K Rd's Whammy Bar has hosted more than its share of full and sweaty nights over the last few years, a bit of communal congestion being something that regulars of this underground live music institution never seem to mind too much.
Finding Whammy's already small live room shrunken further by an extended stage and the pessimistic presence of crowd barriers for the international acts suggested things were going to get pretty uncomfortable, with enthusiasm running high after Melvins and High On Fire packed out the Kings Arms a week back and Kylesa turned up in town on the back of a bunch of hype.
Early respite was offered by the Wine Cellar where Wellington's Beastwars made full use of a living room-like space more used to hosting twee and folky carry on.
It may have been strange to watch their stoner metal leanings from a couch a metre away from the band, but it is easy to recommend seeing them next time they're in town.
Technically Whammy Bar gave fans a chance to see the internationals in a much more intimate space than they would normally get the chance to, but with sightlines the way they are in the basement fans had to rely on their ears.
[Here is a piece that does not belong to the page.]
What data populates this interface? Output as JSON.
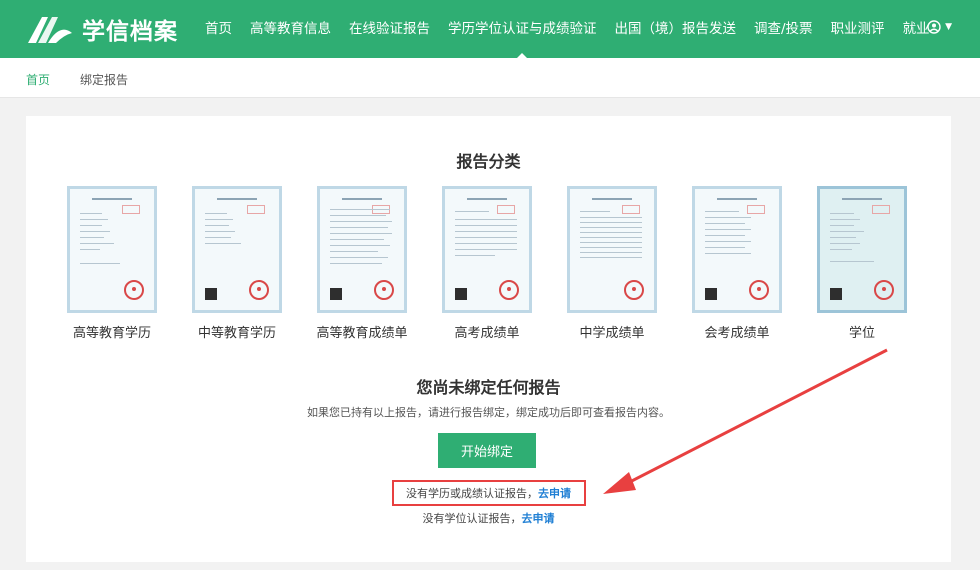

Not such a good thing for Kylesa, who under-whelmed with a performance that was flat, a bit grumpy, and with a twin drummer schtick that came across as pointless (the less said of their unasked-for drum circle encore the better).
Melvins on the other hand delivered a devastating lesson in how to push the boundaries of a traditional rock n roll setup and justified every bit of drumkit littering the stage.
Compelling for their all-too-short performance they had jaws dropping, heads nodding and grins forming throughout the packed room.
They were the act most punters were for, and while a couple of crowd members were heard grumbling about the performance being a repeat of the Kings Arms show it was High On Fire who really copped it, left with a small crowd in what was by the that stage the early hours of the morning.
Not fazed, they pulled out a long set and by the time the show wrapped up Whammy had been on the receiving end of its most punishing onslaught for some time.